Output all entries exactly as they appear and skip the pictures.

Material provided Start Marker

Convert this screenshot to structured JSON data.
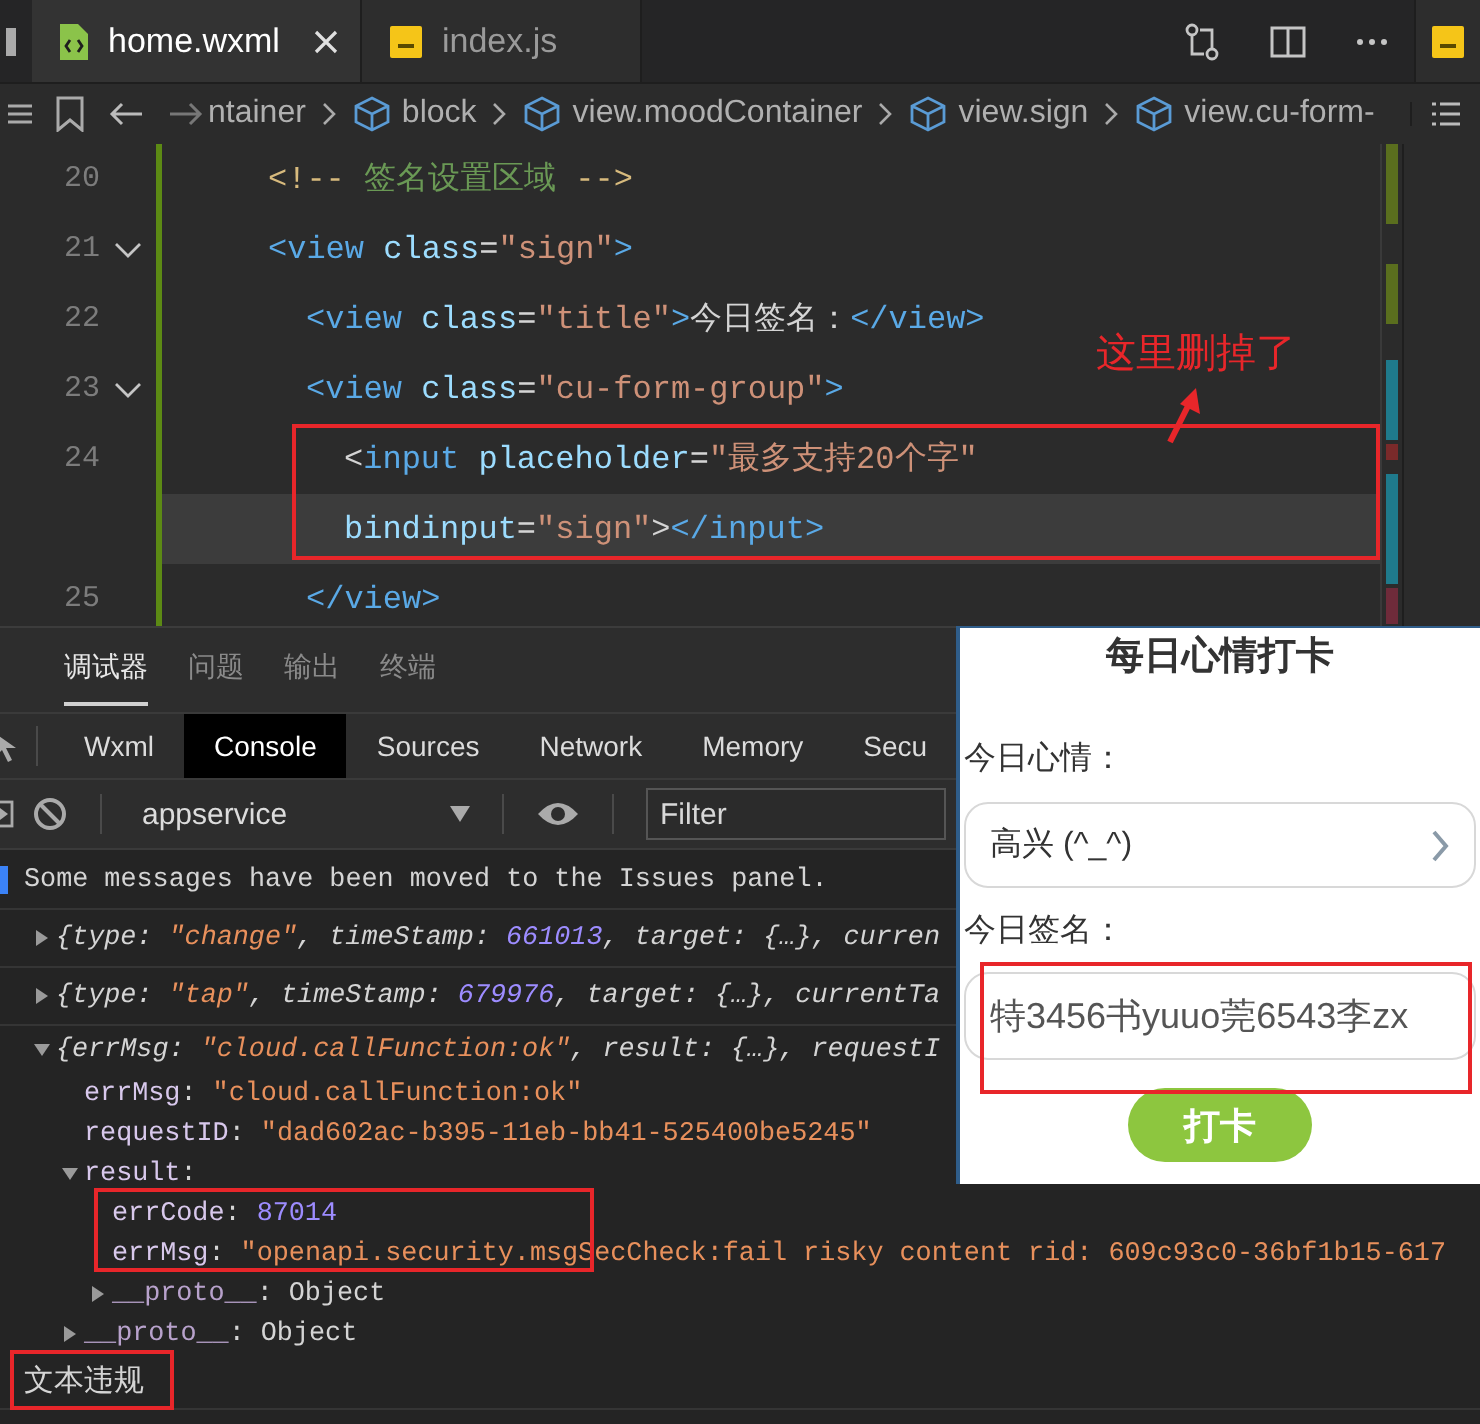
{
  "editor_tabs": [
    {
      "label": "home.wxml",
      "kind": "code",
      "selected": true,
      "closable": true
    },
    {
      "label": "index.js",
      "kind": "js",
      "selected": false,
      "closable": false
    }
  ],
  "breadcrumb": [
    {
      "text": "ntainer",
      "icon": false
    },
    {
      "text": "block",
      "icon": true
    },
    {
      "text": "view.moodContainer",
      "icon": true
    },
    {
      "text": "view.sign",
      "icon": true
    },
    {
      "text": "view.cu-form-",
      "icon": true
    }
  ],
  "code_lines": [
    {
      "number": "20",
      "foldable": false,
      "rows": [
        {
          "highlighted": false,
          "tokens": [
            {
              "kind": "comment-delim",
              "text": "<!--"
            },
            {
              "kind": "comment",
              "text": " 签名设置区域 "
            },
            {
              "kind": "comment-delim",
              "text": "-->"
            }
          ]
        }
      ]
    },
    {
      "number": "21",
      "foldable": true,
      "rows": [
        {
          "highlighted": false,
          "tokens": [
            {
              "kind": "tag",
              "text": "<view"
            },
            {
              "kind": "attr",
              "text": " class"
            },
            {
              "kind": "punct",
              "text": "="
            },
            {
              "kind": "string",
              "text": "\"sign\""
            },
            {
              "kind": "tag",
              "text": ">"
            }
          ]
        }
      ],
      "children": [
        {
          "number": "22",
          "foldable": false,
          "rows": [
            {
              "highlighted": false,
              "tokens": [
                {
                  "kind": "tag",
                  "text": "<view"
                },
                {
                  "kind": "attr",
                  "text": " class"
                },
                {
                  "kind": "punct",
                  "text": "="
                },
                {
                  "kind": "string",
                  "text": "\"title\""
                },
                {
                  "kind": "tag",
                  "text": ">"
                },
                {
                  "kind": "text",
                  "text": "今日签名："
                },
                {
                  "kind": "tag",
                  "text": "</view>"
                }
              ]
            }
          ]
        },
        {
          "number": "23",
          "foldable": true,
          "rows": [
            {
              "highlighted": false,
              "tokens": [
                {
                  "kind": "tag",
                  "text": "<view"
                },
                {
                  "kind": "attr",
                  "text": " class"
                },
                {
                  "kind": "punct",
                  "text": "="
                },
                {
                  "kind": "string",
                  "text": "\"cu-form-group\""
                },
                {
                  "kind": "tag",
                  "text": ">"
                }
              ]
            }
          ],
          "children": [
            {
              "number": "24",
              "foldable": false,
              "rows": [
                {
                  "highlighted": false,
                  "tokens": [
                    {
                      "kind": "punct",
                      "text": "<"
                    },
                    {
                      "kind": "tag",
                      "text": "input"
                    },
                    {
                      "kind": "attr",
                      "text": " placeholder"
                    },
                    {
                      "kind": "punct",
                      "text": "="
                    },
                    {
                      "kind": "string",
                      "text": "\"最多支持20个字\""
                    }
                  ]
                },
                {
                  "highlighted": true,
                  "tokens": [
                    {
                      "kind": "attr",
                      "text": "bindinput"
                    },
                    {
                      "kind": "punct",
                      "text": "="
                    },
                    {
                      "kind": "string",
                      "text": "\"sign\""
                    },
                    {
                      "kind": "punct",
                      "text": ">"
                    },
                    {
                      "kind": "tag",
                      "text": "</input>"
                    }
                  ]
                }
              ]
            }
          ]
        },
        {
          "number": "25",
          "foldable": false,
          "rows": [
            {
              "highlighted": false,
              "tokens": [
                {
                  "kind": "tag",
                  "text": "</view>"
                }
              ]
            }
          ]
        }
      ]
    }
  ],
  "annotation": "这里删掉了",
  "devtools": {
    "panel_tabs": [
      {
        "label": "调试器",
        "selected": true
      },
      {
        "label": "问题",
        "selected": false
      },
      {
        "label": "输出",
        "selected": false
      },
      {
        "label": "终端",
        "selected": false
      }
    ],
    "tool_tabs": [
      {
        "label": "Wxml",
        "selected": false
      },
      {
        "label": "Console",
        "selected": true
      },
      {
        "label": "Sources",
        "selected": false
      },
      {
        "label": "Network",
        "selected": false
      },
      {
        "label": "Memory",
        "selected": false
      },
      {
        "label": "Secu",
        "selected": false
      }
    ],
    "context": "appservice",
    "filter": {
      "placeholder": "Filter"
    }
  },
  "console": [
    {
      "kind": "info",
      "tokens": [
        {
          "kind": "plain",
          "text": "Some messages have been moved to the Issues panel."
        }
      ]
    },
    {
      "kind": "object",
      "expanded": false,
      "tokens": [
        {
          "kind": "plain",
          "text": "{type: "
        },
        {
          "kind": "string",
          "text": "\"change\""
        },
        {
          "kind": "plain",
          "text": ", timeStamp: "
        },
        {
          "kind": "number",
          "text": "661013"
        },
        {
          "kind": "plain",
          "text": ", target: {…}, curren"
        }
      ]
    },
    {
      "kind": "object",
      "expanded": false,
      "tokens": [
        {
          "kind": "plain",
          "text": "{type: "
        },
        {
          "kind": "string",
          "text": "\"tap\""
        },
        {
          "kind": "plain",
          "text": ", timeStamp: "
        },
        {
          "kind": "number",
          "text": "679976"
        },
        {
          "kind": "plain",
          "text": ", target: {…}, currentTa"
        }
      ]
    },
    {
      "kind": "object",
      "expanded": true,
      "tokens": [
        {
          "kind": "plain",
          "text": "{errMsg: "
        },
        {
          "kind": "string",
          "text": "\"cloud.callFunction:ok\""
        },
        {
          "kind": "plain",
          "text": ", result: {…}, requestI"
        }
      ],
      "children": [
        {
          "kind": "property",
          "tokens": [
            {
              "kind": "key",
              "text": "errMsg"
            },
            {
              "kind": "plain",
              "text": ": "
            },
            {
              "kind": "string",
              "text": "\"cloud.callFunction:ok\""
            }
          ]
        },
        {
          "kind": "property",
          "tokens": [
            {
              "kind": "key",
              "text": "requestID"
            },
            {
              "kind": "plain",
              "text": ": "
            },
            {
              "kind": "string",
              "text": "\"dad602ac-b395-11eb-bb41-525400be5245\""
            }
          ]
        },
        {
          "kind": "object",
          "expanded": true,
          "tokens": [
            {
              "kind": "key",
              "text": "result"
            },
            {
              "kind": "plain",
              "text": ":"
            }
          ],
          "children": [
            {
              "kind": "property",
              "tokens": [
                {
                  "kind": "key",
                  "text": "errCode"
                },
                {
                  "kind": "plain",
                  "text": ": "
                },
                {
                  "kind": "number",
                  "text": "87014"
                }
              ]
            },
            {
              "kind": "property",
              "tokens": [
                {
                  "kind": "key",
                  "text": "errMsg"
                },
                {
                  "kind": "plain",
                  "text": ": "
                },
                {
                  "kind": "string",
                  "text": "\"openapi.security.msgSecCheck:fail risky content rid: 609c93c0-36bf1b15-617"
                }
              ]
            },
            {
              "kind": "object",
              "expanded": false,
              "tokens": [
                {
                  "kind": "dim-key",
                  "text": "__proto__"
                },
                {
                  "kind": "plain",
                  "text": ": Object"
                }
              ]
            }
          ]
        },
        {
          "kind": "object",
          "expanded": false,
          "tokens": [
            {
              "kind": "dim-key",
              "text": "__proto__"
            },
            {
              "kind": "plain",
              "text": ": Object"
            }
          ]
        }
      ]
    },
    {
      "kind": "log",
      "tokens": [
        {
          "kind": "plain",
          "text": "文本违规"
        }
      ]
    }
  ],
  "phone": {
    "title": "每日心情打卡",
    "mood_label": "今日心情：",
    "mood_value": "高兴 (^_^)",
    "sign_label": "今日签名：",
    "sign_value": "特3456书yuuo莞6543李zx",
    "submit": "打卡"
  }
}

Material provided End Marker

Task result:
Convert this screenshot to structured JSON data.
{
  "editor_tabs": [
    {
      "label": "home.wxml",
      "kind": "code",
      "selected": true,
      "closable": true
    },
    {
      "label": "index.js",
      "kind": "js",
      "selected": false,
      "closable": false
    }
  ],
  "breadcrumb": [
    {
      "text": "ntainer",
      "icon": false
    },
    {
      "text": "block",
      "icon": true
    },
    {
      "text": "view.moodContainer",
      "icon": true
    },
    {
      "text": "view.sign",
      "icon": true
    },
    {
      "text": "view.cu-form-",
      "icon": true
    }
  ],
  "code_lines": [
    {
      "number": "20",
      "foldable": false,
      "rows": [
        {
          "highlighted": false,
          "tokens": [
            {
              "kind": "comment-delim",
              "text": "<!--"
            },
            {
              "kind": "comment",
              "text": " 签名设置区域 "
            },
            {
              "kind": "comment-delim",
              "text": "-->"
            }
          ]
        }
      ]
    },
    {
      "number": "21",
      "foldable": true,
      "rows": [
        {
          "highlighted": false,
          "tokens": [
            {
              "kind": "tag",
              "text": "<view"
            },
            {
              "kind": "attr",
              "text": " class"
            },
            {
              "kind": "punct",
              "text": "="
            },
            {
              "kind": "string",
              "text": "\"sign\""
            },
            {
              "kind": "tag",
              "text": ">"
            }
          ]
        }
      ],
      "children": [
        {
          "number": "22",
          "foldable": false,
          "rows": [
            {
              "highlighted": false,
              "tokens": [
                {
                  "kind": "tag",
                  "text": "<view"
                },
                {
                  "kind": "attr",
                  "text": " class"
                },
                {
                  "kind": "punct",
                  "text": "="
                },
                {
                  "kind": "string",
                  "text": "\"title\""
                },
                {
                  "kind": "tag",
                  "text": ">"
                },
                {
                  "kind": "text",
                  "text": "今日签名："
                },
                {
                  "kind": "tag",
                  "text": "</view>"
                }
              ]
            }
          ]
        },
        {
          "number": "23",
          "foldable": true,
          "rows": [
            {
              "highlighted": false,
              "tokens": [
                {
                  "kind": "tag",
                  "text": "<view"
                },
                {
                  "kind": "attr",
                  "text": " class"
                },
                {
                  "kind": "punct",
                  "text": "="
                },
                {
                  "kind": "string",
                  "text": "\"cu-form-group\""
                },
                {
                  "kind": "tag",
                  "text": ">"
                }
              ]
            }
          ],
          "children": [
            {
              "number": "24",
              "foldable": false,
              "rows": [
                {
                  "highlighted": false,
                  "tokens": [
                    {
                      "kind": "punct",
                      "text": "<"
                    },
                    {
                      "kind": "tag",
                      "text": "input"
                    },
                    {
                      "kind": "attr",
                      "text": " placeholder"
                    },
                    {
                      "kind": "punct",
                      "text": "="
                    },
                    {
                      "kind": "string",
                      "text": "\"最多支持20个字\""
                    }
                  ]
                },
                {
                  "highlighted": true,
                  "tokens": [
                    {
                      "kind": "attr",
                      "text": "bindinput"
                    },
                    {
                      "kind": "punct",
                      "text": "="
                    },
                    {
                      "kind": "string",
                      "text": "\"sign\""
                    },
                    {
                      "kind": "punct",
                      "text": ">"
                    },
                    {
                      "kind": "tag",
                      "text": "</input>"
                    }
                  ]
                }
              ]
            }
          ]
        },
        {
          "number": "25",
          "foldable": false,
          "rows": [
            {
              "highlighted": false,
              "tokens": [
                {
                  "kind": "tag",
                  "text": "</view>"
                }
              ]
            }
          ]
        }
      ]
    }
  ],
  "annotation": "这里删掉了",
  "devtools": {
    "panel_tabs": [
      {
        "label": "调试器",
        "selected": true
      },
      {
        "label": "问题",
        "selected": false
      },
      {
        "label": "输出",
        "selected": false
      },
      {
        "label": "终端",
        "selected": false
      }
    ],
    "tool_tabs": [
      {
        "label": "Wxml",
        "selected": false
      },
      {
        "label": "Console",
        "selected": true
      },
      {
        "label": "Sources",
        "selected": false
      },
      {
        "label": "Network",
        "selected": false
      },
      {
        "label": "Memory",
        "selected": false
      },
      {
        "label": "Secu",
        "selected": false
      }
    ],
    "context": "appservice",
    "filter": {
      "placeholder": "Filter"
    }
  },
  "console": [
    {
      "kind": "info",
      "tokens": [
        {
          "kind": "plain",
          "text": "Some messages have been moved to the Issues panel."
        }
      ]
    },
    {
      "kind": "object",
      "expanded": false,
      "tokens": [
        {
          "kind": "plain",
          "text": "{type: "
        },
        {
          "kind": "string",
          "text": "\"change\""
        },
        {
          "kind": "plain",
          "text": ", timeStamp: "
        },
        {
          "kind": "number",
          "text": "661013"
        },
        {
          "kind": "plain",
          "text": ", target: {…}, curren"
        }
      ]
    },
    {
      "kind": "object",
      "expanded": false,
      "tokens": [
        {
          "kind": "plain",
          "text": "{type: "
        },
        {
          "kind": "string",
          "text": "\"tap\""
        },
        {
          "kind": "plain",
          "text": ", timeStamp: "
        },
        {
          "kind": "number",
          "text": "679976"
        },
        {
          "kind": "plain",
          "text": ", target: {…}, currentTa"
        }
      ]
    },
    {
      "kind": "object",
      "expanded": true,
      "tokens": [
        {
          "kind": "plain",
          "text": "{errMsg: "
        },
        {
          "kind": "string",
          "text": "\"cloud.callFunction:ok\""
        },
        {
          "kind": "plain",
          "text": ", result: {…}, requestI"
        }
      ],
      "children": [
        {
          "kind": "property",
          "tokens": [
            {
              "kind": "key",
              "text": "errMsg"
            },
            {
              "kind": "plain",
              "text": ": "
            },
            {
              "kind": "string",
              "text": "\"cloud.callFunction:ok\""
            }
          ]
        },
        {
          "kind": "property",
          "tokens": [
            {
              "kind": "key",
              "text": "requestID"
            },
            {
              "kind": "plain",
              "text": ": "
            },
            {
              "kind": "string",
              "text": "\"dad602ac-b395-11eb-bb41-525400be5245\""
            }
          ]
        },
        {
          "kind": "object",
          "expanded": true,
          "tokens": [
            {
              "kind": "key",
              "text": "result"
            },
            {
              "kind": "plain",
              "text": ":"
            }
          ],
          "children": [
            {
              "kind": "property",
              "tokens": [
                {
                  "kind": "key",
                  "text": "errCode"
                },
                {
                  "kind": "plain",
                  "text": ": "
                },
                {
                  "kind": "number",
                  "text": "87014"
                }
              ]
            },
            {
              "kind": "property",
              "tokens": [
                {
                  "kind": "key",
                  "text": "errMsg"
                },
                {
                  "kind": "plain",
                  "text": ": "
                },
                {
                  "kind": "string",
                  "text": "\"openapi.security.msgSecCheck:fail risky content rid: 609c93c0-36bf1b15-617"
                }
              ]
            },
            {
              "kind": "object",
              "expanded": false,
              "tokens": [
                {
                  "kind": "dim-key",
                  "text": "__proto__"
                },
                {
                  "kind": "plain",
                  "text": ": Object"
                }
              ]
            }
          ]
        },
        {
          "kind": "object",
          "expanded": false,
          "tokens": [
            {
              "kind": "dim-key",
              "text": "__proto__"
            },
            {
              "kind": "plain",
              "text": ": Object"
            }
          ]
        }
      ]
    },
    {
      "kind": "log",
      "tokens": [
        {
          "kind": "plain",
          "text": "文本违规"
        }
      ]
    }
  ],
  "phone": {
    "title": "每日心情打卡",
    "mood_label": "今日心情：",
    "mood_value": "高兴 (^_^)",
    "sign_label": "今日签名：",
    "sign_value": "特3456书yuuo莞6543李zx",
    "submit": "打卡"
  }
}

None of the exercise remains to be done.